After conducting some user interviews, you notice that some people “favorite” content in order to revisit it at a later time. This makes you wonder if there might be a relationship between users favoriting content and playing content. Before setting up an experiment to test this, you use Impact Analysis to validate your hypothesis.
The chart below shows the average number of times users play content per week, before and after they favorite content for the first time.
Impact Analysis chart showing how users performing the Favorite Song or Video action for the first time in the last 12 weeks impacts the average number of times they perform the Play Song or Video action.
“Week 0” indicates the week users did the Favorite Song or Video action for the first time. Before Week 0, users play content an average of only three times a week. But after Week 0—that is, after users first favorite content—this jumps to an average of about eleven times a week.
This analysis backs your initial hypothesis with data—there could, in fact, be relationship between “favoriting” and playing content. This report could help you rally your team around your hypothesis and motivate them to experiment with new engagement strategies involving the “favoriting” feature.
(For full details on how to set up this report in Amplitude, see our documentation.)
Broadcasting product impact
Companies like Airbnb, Uber, and Netflix don’t have a magic silver bullet for growth—they build systematically, looping continuously through four building blocks of growth: generating hypotheses, experimentation, acting on their learnings, and broadcasting impact.
Impact Analysis helps teams validate hypotheses for improving user engagement and build a case for experimentation. Just as importantly, it helps close the learning loop by giving teams a powerful way to visualize the impact that the features they’ve rolled out has on other engagement behavior.
Do it in Amplitude
As an AmpliTunes PM, last quarter, you rolled out a feature that allows users to follow automatically generated playlists or those created by friends. You can broadcast the impact of this new feature on user engagement by using Impact Analysis.
The chart below shows the impact that the feature rollout had on two important behaviors.
Impact Analysis chart showing how users performing the Follow Playlist action for the first time in the last 12 weeks impacts the average number of times they perform the Play Song or Video action (blue) and the Search Song or Video action (pink).
The blue curve shows the average number of times users play a song or video per week before and after they follow a playlist for the first time. The pink curve shows the average number of times users search for a song or video before and after they follow a playlist for the first time.
The average number of times that users listened to content jumped from 7-8 times per week to around 12 times per week after they followed a playlist for the first time. Similarly, the average number of times that users searched for content jumped from around 6 times a week, to more than twice that number after they followed a playlist for the first time.

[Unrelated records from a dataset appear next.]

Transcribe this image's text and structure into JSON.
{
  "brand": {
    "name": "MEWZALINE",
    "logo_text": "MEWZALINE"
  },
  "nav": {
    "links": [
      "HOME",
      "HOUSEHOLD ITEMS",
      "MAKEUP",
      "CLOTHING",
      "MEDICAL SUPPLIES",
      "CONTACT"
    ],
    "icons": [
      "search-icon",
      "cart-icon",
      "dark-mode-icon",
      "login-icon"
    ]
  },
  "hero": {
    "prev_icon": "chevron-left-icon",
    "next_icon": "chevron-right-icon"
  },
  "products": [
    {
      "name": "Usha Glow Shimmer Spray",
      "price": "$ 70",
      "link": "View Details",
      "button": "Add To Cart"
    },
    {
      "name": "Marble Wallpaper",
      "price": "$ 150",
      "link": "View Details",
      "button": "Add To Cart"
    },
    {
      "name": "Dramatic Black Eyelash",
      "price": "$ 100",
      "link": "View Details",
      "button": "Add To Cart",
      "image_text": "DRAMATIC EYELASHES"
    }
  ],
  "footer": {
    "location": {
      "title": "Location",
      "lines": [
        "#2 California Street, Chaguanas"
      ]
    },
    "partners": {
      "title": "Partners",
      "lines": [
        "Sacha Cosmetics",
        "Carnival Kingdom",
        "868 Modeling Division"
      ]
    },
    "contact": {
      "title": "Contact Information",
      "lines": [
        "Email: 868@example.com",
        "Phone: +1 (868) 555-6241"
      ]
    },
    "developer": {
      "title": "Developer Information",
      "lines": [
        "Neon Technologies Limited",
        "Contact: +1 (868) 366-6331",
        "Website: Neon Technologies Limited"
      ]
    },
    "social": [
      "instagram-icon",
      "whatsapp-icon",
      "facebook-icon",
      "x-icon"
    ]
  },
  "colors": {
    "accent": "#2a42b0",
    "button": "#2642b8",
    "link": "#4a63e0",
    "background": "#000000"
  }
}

This analysis shows that the new Playlist feature impacts not only how often users play content (AmpliTunes’s North Star) but also how often they search for content.
For teams focused on iterative product development, Impact Analysis is a valuable tool to use at both the start and end of the learning loop. Teams can validate hypotheses to better understand the effects between user behaviors; they can also see the impact of product updates on engagement behavior.

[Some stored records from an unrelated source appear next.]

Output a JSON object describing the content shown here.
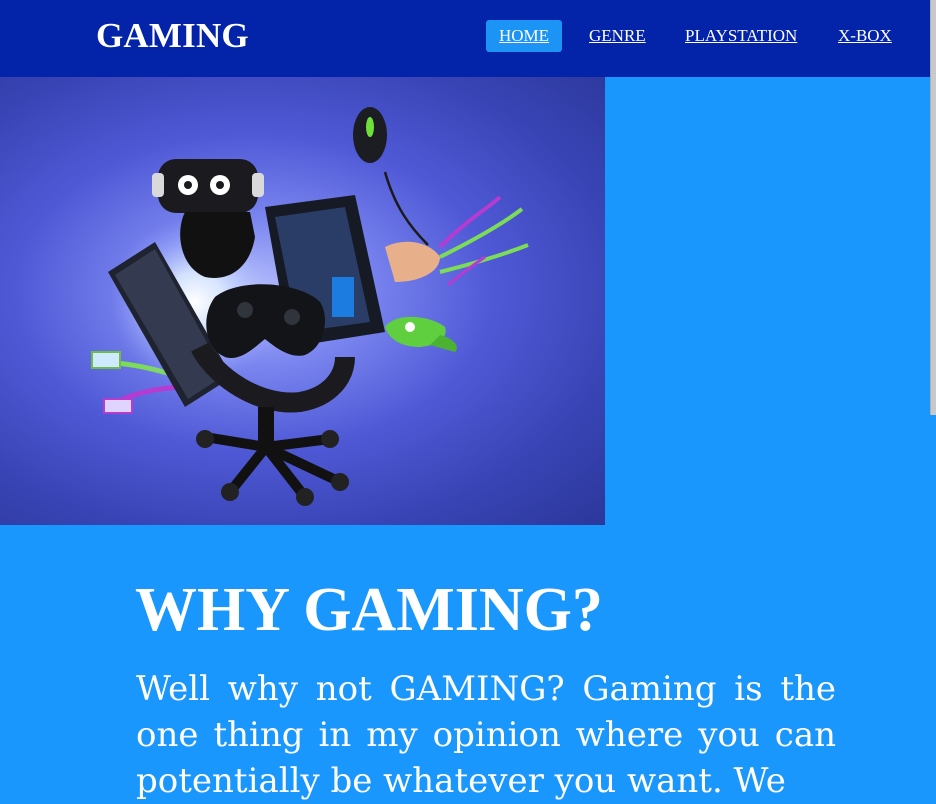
{
  "brand": {
    "logo_text": "GAMING"
  },
  "nav": {
    "items": [
      {
        "label": "HOME",
        "active": true
      },
      {
        "label": "GENRE",
        "active": false
      },
      {
        "label": "PLAYSTATION",
        "active": false
      },
      {
        "label": "X-BOX",
        "active": false
      }
    ]
  },
  "hero": {
    "image_subject": "dog wearing VR headset on office chair surrounded by gaming gear"
  },
  "content": {
    "heading": "WHY GAMING?",
    "body": "Well why not GAMING? Gaming is the one thing in my opinion where you can potentially be whatever you want. We"
  },
  "colors": {
    "navbar_bg": "#0323a8",
    "page_bg": "#1a97fc",
    "active_nav_bg": "#1b94f6",
    "text": "#ffffff"
  }
}
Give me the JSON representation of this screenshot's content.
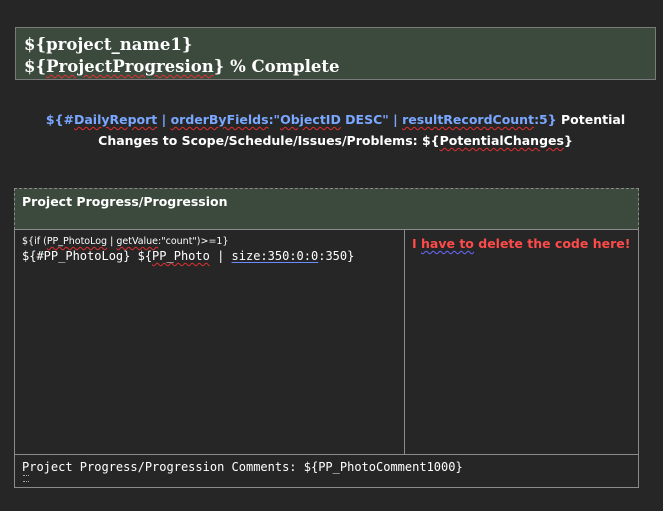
{
  "header": {
    "line1": "${project_name1}",
    "line2_prefix": "${",
    "line2_field": "ProjectProgresion",
    "line2_suffix": "} % Complete"
  },
  "daily_report": {
    "p1": "${#",
    "p2": "DailyReport",
    "p3": " | ",
    "p4": "orderByFields",
    "p5": ":\"",
    "p6": "ObjectID",
    "p7": " DESC\" | ",
    "p8": "resultRecordCount",
    "p9": ":5}",
    "p10": " Potential Changes to Scope/Schedule/Issues/Problems: ${",
    "p11": "PotentialChanges",
    "p12": "}"
  },
  "progress": {
    "title": "Project Progress/Progression",
    "if_p1": "${if (",
    "if_p2": "PP_PhotoLog",
    "if_p3": " | ",
    "if_p4": "getValue",
    "if_p5": ":\"count\")>=1}",
    "log_p1": "${#PP_PhotoLog} ${",
    "log_p2": "PP_Photo",
    "log_p3": " | ",
    "log_p4": "size:350:0:0",
    "log_p5": ":350}",
    "note_p1": "I ",
    "note_p2": "have to",
    "note_p3": " delete the code here!",
    "comments": "Project Progress/Progression Comments: ${PP_PhotoComment1000}"
  },
  "colors": {
    "background": "#262626",
    "header_bg": "#3c4a3d",
    "blue_text": "#7aa7ff",
    "red_text": "#ff4a4a"
  }
}
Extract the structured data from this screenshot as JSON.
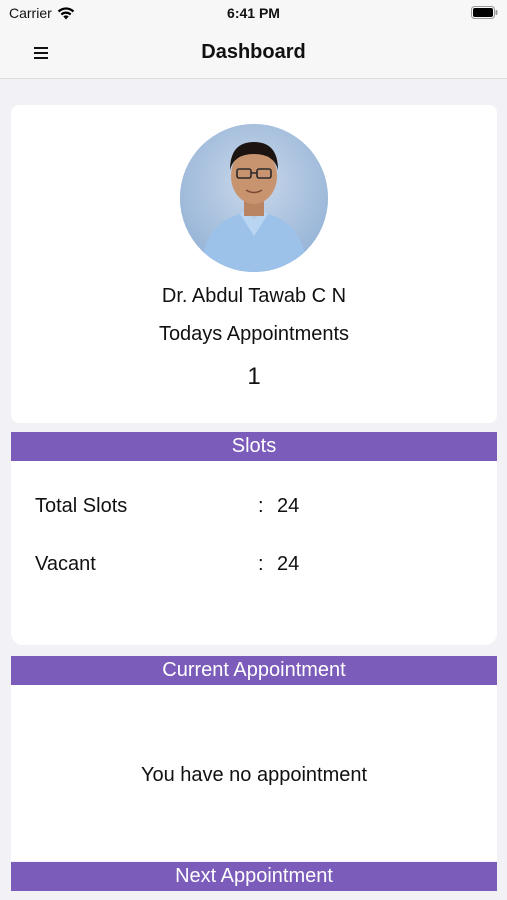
{
  "status_bar": {
    "carrier": "Carrier",
    "time": "6:41 PM"
  },
  "nav": {
    "title": "Dashboard",
    "menu_icon": "hamburger-menu-icon"
  },
  "profile": {
    "doctor_name": "Dr. Abdul Tawab C N",
    "appointments_label": "Todays Appointments",
    "appointments_count": "1"
  },
  "slots": {
    "header": "Slots",
    "rows": [
      {
        "label": "Total Slots",
        "separator": ":",
        "value": "24"
      },
      {
        "label": "Vacant",
        "separator": ":",
        "value": "24"
      }
    ]
  },
  "current_appointment": {
    "header": "Current Appointment",
    "message": "You have no appointment"
  },
  "next_appointment": {
    "header": "Next Appointment"
  },
  "colors": {
    "accent": "#7b5cba",
    "background": "#f2f1f6",
    "card": "#ffffff"
  }
}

While Impact Analysis does not replace experimentation for determining causality, it’s a useful tool to get a quick pulse on whether or not you are building something that your customers value.
Want to see it in action? Here’s a quick demo that shows you how to build an Impact Analysis report in Amplitude. (And for more details, take a look at our documentation.)